Hempel glared at her, and did his best to roar in a whisper.

"Which it is?" he said. "What do I care which it is? Is she safe? Is she?"

A little while later Hempel sat trying to read the morning paper. He read the same things over a great many times. One of these things was an obscure head which he kept reading for a long time before it fixed his attention.


Thin Line of Agitators Parade Fifth Avenue for Half an Hour

Hempel thought back to the line as he had seen it, those lifted, determined, intent faces. Think of their starting out to get something, weak as they were! He sat fingering at something within his reach, a soft, white hem of his wife's sewing in her basket. Think of Letty going through that thing alone, almost as weak as a child! He stared out the window, past her plant and her book on the sill. How in the world did women do these things, anyway?

He was still sitting so when they came to tell him that he could go into the room. Now that the time had come, he found, when he rose, that he was trembling.

There she lay, the same Letty, yet incalculably different. In some mysterious way she was nearer to him than ever he had known that she could be; in some way, more mysterious, she was as remote as she had seemed to him at midnight.

"Dicko," she whispered, "I would n't let them tell you. See your son!"

He stooped awkwardly, got to one knee, and looked. Then he bent his look on her.

"But you—" he said. "Letty, how—"

She did not hear him. She was speaking softly, eagerly.

"And it was n't on Thor's day, either," she said. "He came Friday, Dicko, the day of something better than strength."

He kissed her.

"There! there! there!" he kept saying.

"Dicko, it's coming," she tried to make it clear. "Can't you tell? The time when men will know—something better than strength. And use it. O Dicko, maybe our little man will know it—in his life-time!"

"There! there! there!" Hempel went on, and patted her arm.

At last he stumbled out of the room. Indeterminately it smote him that to be in the little chamber, which he knew so well, was like being in some other place.

"Better than strength," he heard her insisting as he closed the door.

He turned to the nurse, who stood waiting in the passage.

"I guess she's a little delirious yet, ain't she?" he said, much shaken.

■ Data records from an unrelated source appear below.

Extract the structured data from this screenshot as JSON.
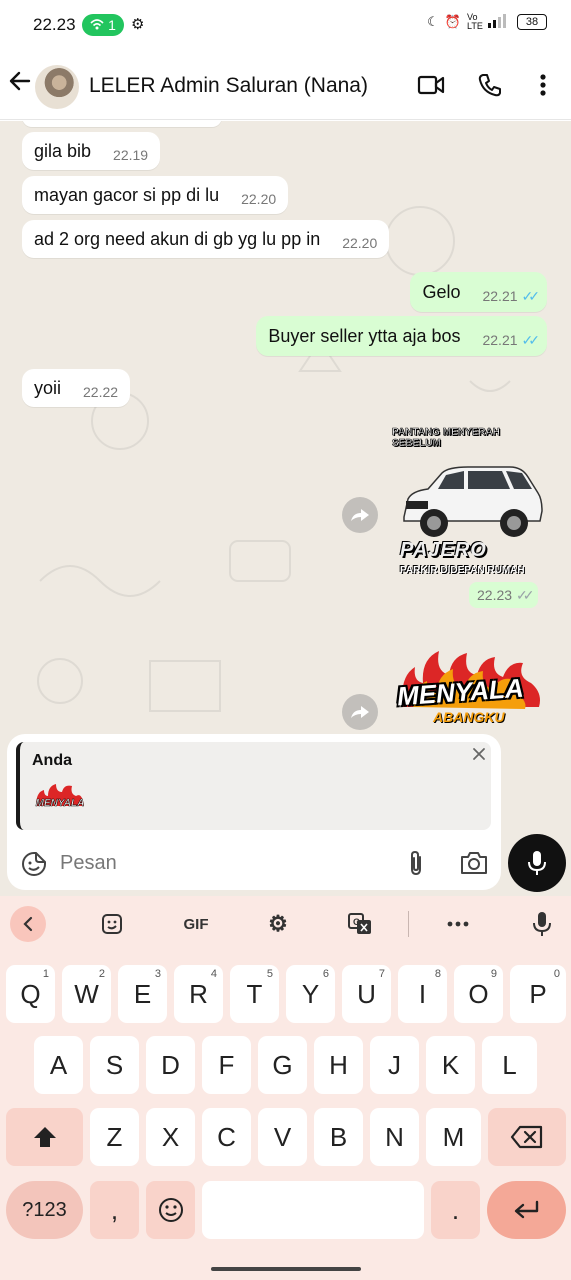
{
  "status_bar": {
    "time": "22.23",
    "hotspot_count": "1",
    "battery": "38",
    "network_label": "Vo LTE"
  },
  "header": {
    "title": "LELER Admin Saluran (Nana)"
  },
  "messages": [
    {
      "side": "in",
      "text": "gila bib",
      "time": "22.19"
    },
    {
      "side": "in",
      "text": "mayan gacor si pp di lu",
      "time": "22.20"
    },
    {
      "side": "in",
      "text": "ad 2 org need akun di gb yg lu pp in",
      "time": "22.20"
    },
    {
      "side": "out",
      "text": "Gelo",
      "time": "22.21",
      "status": "read"
    },
    {
      "side": "out",
      "text": "Buyer seller ytta aja bos",
      "time": "22.21",
      "status": "read"
    },
    {
      "side": "in",
      "text": "yoii",
      "time": "22.22"
    }
  ],
  "stickers": [
    {
      "top_text": "PANTANG MENYERAH SEBELUM",
      "brand_text": "PAJERO",
      "bottom_text": "PARKIR DIDEPAN RUMAH",
      "time": "22.23",
      "status": "delivered"
    },
    {
      "main_text": "MENYALA",
      "sub_text": "ABANGKU"
    }
  ],
  "reply": {
    "author": "Anda",
    "thumb_text": "MENYALA"
  },
  "composer": {
    "placeholder": "Pesan"
  },
  "keyboard": {
    "toolbar": {
      "gif": "GIF"
    },
    "row1": [
      {
        "key": "Q",
        "hint": "1"
      },
      {
        "key": "W",
        "hint": "2"
      },
      {
        "key": "E",
        "hint": "3"
      },
      {
        "key": "R",
        "hint": "4"
      },
      {
        "key": "T",
        "hint": "5"
      },
      {
        "key": "Y",
        "hint": "6"
      },
      {
        "key": "U",
        "hint": "7"
      },
      {
        "key": "I",
        "hint": "8"
      },
      {
        "key": "O",
        "hint": "9"
      },
      {
        "key": "P",
        "hint": "0"
      }
    ],
    "row2": [
      "A",
      "S",
      "D",
      "F",
      "G",
      "H",
      "J",
      "K",
      "L"
    ],
    "row3": [
      "Z",
      "X",
      "C",
      "V",
      "B",
      "N",
      "M"
    ],
    "row4": {
      "symbols": "?123",
      "comma": ",",
      "period": "."
    }
  },
  "colors": {
    "chat_bg": "#efeae2",
    "outgoing_bubble": "#d9fdd3",
    "incoming_bubble": "#ffffff",
    "read_tick": "#53bdeb",
    "keyboard_bg": "#fbe9e4",
    "keyboard_accent": "#f4a897"
  }
}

American novelist, Pulitzer-winning playwright for 'Miss Lulu Bett.' Explored life's possibilities through literature. Passionate about Portage, her creative haven.